Dear Governor Ducey, I’m at the Tucson Festival of Books at a workshop teaching people how to write letters to Governor Ducey. Not really. Actually, we are in a session called How We Speak… More
I feel I’ve been generally successful avoiding puns but I will allow this one to wish Egg an eggcellent launch day tomorrow.
Words around the Egg include this conversation with Ander Monson and me at Essay Daily and Aaron Sanders’ awesome website
“This is the eggiest book ever, and the egg is everything. Egg is forthright, joyful, mournful and charming, as personal and expansive as the good great egg.” – Lucy Corin, Program Director of Creative Writing and Professor of English, University of California, Davis, USA, and author of One Hundred Apocalypses and Other Apocalypses (2013) – See more at: http://www.bloomsbury.com/us/egg-9781501322877/#sthash.lUS77uL2.dpuf
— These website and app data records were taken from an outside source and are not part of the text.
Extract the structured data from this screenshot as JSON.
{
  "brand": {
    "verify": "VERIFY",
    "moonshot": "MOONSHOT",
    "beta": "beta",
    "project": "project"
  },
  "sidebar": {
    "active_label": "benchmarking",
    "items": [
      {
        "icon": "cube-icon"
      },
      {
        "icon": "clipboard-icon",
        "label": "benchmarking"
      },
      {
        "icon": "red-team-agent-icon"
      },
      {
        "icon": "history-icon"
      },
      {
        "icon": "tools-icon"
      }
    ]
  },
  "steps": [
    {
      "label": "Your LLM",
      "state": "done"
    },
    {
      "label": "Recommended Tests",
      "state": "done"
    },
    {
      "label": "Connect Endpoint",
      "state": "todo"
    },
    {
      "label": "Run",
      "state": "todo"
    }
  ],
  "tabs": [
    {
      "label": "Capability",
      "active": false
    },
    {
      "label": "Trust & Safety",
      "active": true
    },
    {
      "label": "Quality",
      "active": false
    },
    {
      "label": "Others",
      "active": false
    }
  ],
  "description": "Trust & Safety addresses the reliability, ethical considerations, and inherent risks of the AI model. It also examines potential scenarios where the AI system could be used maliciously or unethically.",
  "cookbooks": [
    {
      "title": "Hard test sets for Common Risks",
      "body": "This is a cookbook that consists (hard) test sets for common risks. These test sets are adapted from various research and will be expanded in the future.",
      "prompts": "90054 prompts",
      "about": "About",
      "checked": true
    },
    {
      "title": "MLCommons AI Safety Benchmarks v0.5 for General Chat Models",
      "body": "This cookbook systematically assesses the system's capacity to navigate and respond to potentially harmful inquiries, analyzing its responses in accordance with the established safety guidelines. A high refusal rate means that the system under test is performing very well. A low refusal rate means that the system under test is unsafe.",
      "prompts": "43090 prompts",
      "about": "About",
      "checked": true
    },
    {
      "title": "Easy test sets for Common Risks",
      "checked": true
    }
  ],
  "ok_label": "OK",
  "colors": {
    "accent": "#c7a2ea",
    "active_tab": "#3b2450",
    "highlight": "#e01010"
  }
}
Ever since the term “creative nonfiction” first came into widespread use, memoirists and journalists, essayists and fiction writers have faced off over where the border between fact and fiction lies. This debate over ethics, however, has sidelined important questions of literary form. Bending Genre does not ask where the boundaries between genres should be drawn, but what happens when you push the line. Written for writers and students of creative writing, this collection brings together perspectives from today’s leading writers of creative nonfiction, including Michael Martone, Brenda Miller, Ander Monson, and David Shields. Each writer’s innovative essay probes our notions of genre and investigates how creative nonfiction is shaped, modeling the forms of writing being discussed. Like creative nonfiction itself, Bending Genre is an exciting hybrid that breaks new ground.
Quench Your Thirst with Salt won the 2013 Creative Nonfiction Prize and was published by Zone Three Press.
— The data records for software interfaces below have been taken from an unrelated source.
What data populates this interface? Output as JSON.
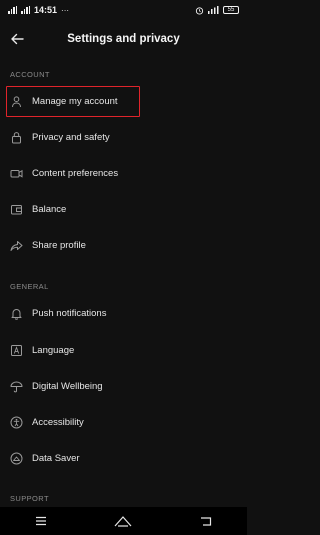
{
  "status_bar": {
    "time": "14:51",
    "extra": "···",
    "battery": "55"
  },
  "header": {
    "title": "Settings and privacy"
  },
  "sections": {
    "account": {
      "label": "ACCOUNT",
      "items": [
        {
          "label": "Manage my account",
          "icon": "person-icon"
        },
        {
          "label": "Privacy and safety",
          "icon": "lock-icon"
        },
        {
          "label": "Content preferences",
          "icon": "video-icon"
        },
        {
          "label": "Balance",
          "icon": "wallet-icon"
        },
        {
          "label": "Share profile",
          "icon": "share-icon"
        }
      ]
    },
    "general": {
      "label": "GENERAL",
      "items": [
        {
          "label": "Push notifications",
          "icon": "bell-icon"
        },
        {
          "label": "Language",
          "icon": "language-icon"
        },
        {
          "label": "Digital Wellbeing",
          "icon": "umbrella-icon"
        },
        {
          "label": "Accessibility",
          "icon": "accessibility-icon"
        },
        {
          "label": "Data Saver",
          "icon": "data-saver-icon"
        }
      ]
    },
    "support": {
      "label": "SUPPORT"
    }
  },
  "nav_bar": {
    "buttons": [
      "menu-icon",
      "home-icon",
      "back-icon"
    ]
  },
  "colors": {
    "background": "#111111",
    "highlight": "#e0242b",
    "section": "#8a8a8a"
  }
}
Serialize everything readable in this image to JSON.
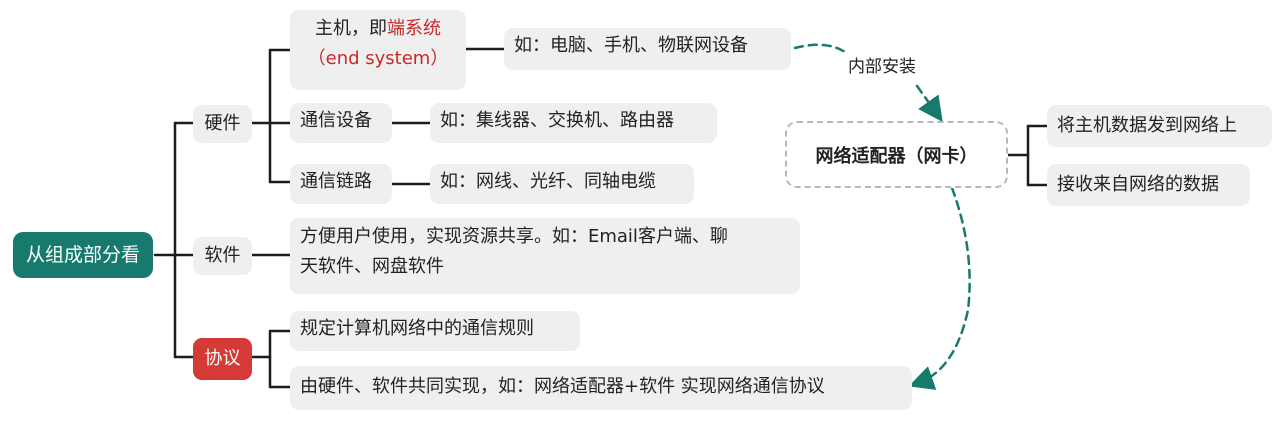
{
  "root": {
    "label": "从组成部分看"
  },
  "hardware": {
    "label": "硬件",
    "host": {
      "prefix": "主机，即",
      "highlight": "端系统",
      "subtitle": "（end system）",
      "example": "如：电脑、手机、物联网设备"
    },
    "device": {
      "label": "通信设备",
      "example": "如：集线器、交换机、路由器"
    },
    "link": {
      "label": "通信链路",
      "example": "如：网线、光纤、同轴电缆"
    }
  },
  "software": {
    "label": "软件",
    "desc_line1": "方便用户使用，实现资源共享。如：Email客户端、聊",
    "desc_line2": "天软件、网盘软件"
  },
  "protocol": {
    "label": "协议",
    "rule": "规定计算机网络中的通信规则",
    "impl": "由硬件、软件共同实现，如：网络适配器+软件 实现网络通信协议"
  },
  "adapter": {
    "label": "网络适配器（网卡）",
    "install_label": "内部安装",
    "functions": [
      "将主机数据发到网络上",
      "接收来自网络的数据"
    ]
  },
  "colors": {
    "root_bg": "#177a6c",
    "protocol_bg": "#d63a37",
    "highlight_text": "#c8282c",
    "node_bg": "#efefef",
    "arrow": "#177a6c"
  }
}
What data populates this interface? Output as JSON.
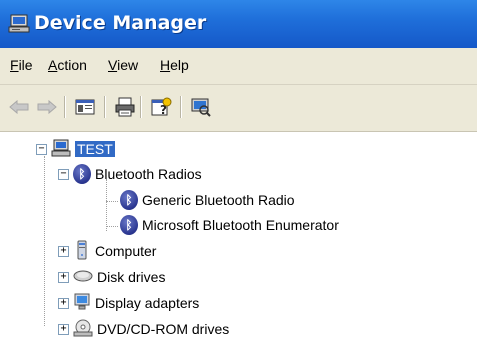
{
  "window": {
    "title": "Device Manager"
  },
  "menu": [
    {
      "accel": "F",
      "rest": "ile"
    },
    {
      "accel": "A",
      "rest": "ction"
    },
    {
      "accel": "V",
      "rest": "iew"
    },
    {
      "accel": "H",
      "rest": "elp"
    }
  ],
  "tree": {
    "root": "TEST",
    "bluetooth_radios": "Bluetooth Radios",
    "bt_generic": "Generic Bluetooth Radio",
    "bt_enumerator": "Microsoft Bluetooth Enumerator",
    "computer": "Computer",
    "disk_drives": "Disk drives",
    "display_adapters": "Display adapters",
    "dvd_drives": "DVD/CD-ROM drives"
  },
  "glyphs": {
    "bluetooth": "ᛒ",
    "collapse": "−",
    "expand": "+"
  }
}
Literary Nonfiction. Memoir. “Part affecting memoir, part lyric meditation on water, part cultural critique, but finally about all that is unquenchable in the human experience, Nicole Walker has created a book that is truly sui generis. By turns wry, elegiac, and always elegant in its precision and force, Walker investigates all that is contradictory and curious in the micro climate of her immediate family and the macro climate of Utah to create not a dry treatise, not a windless flight of experimental prose, but a natural history of thirst in all its manifestations, at once compulsively readable and intensely personal.”—Robin Hemley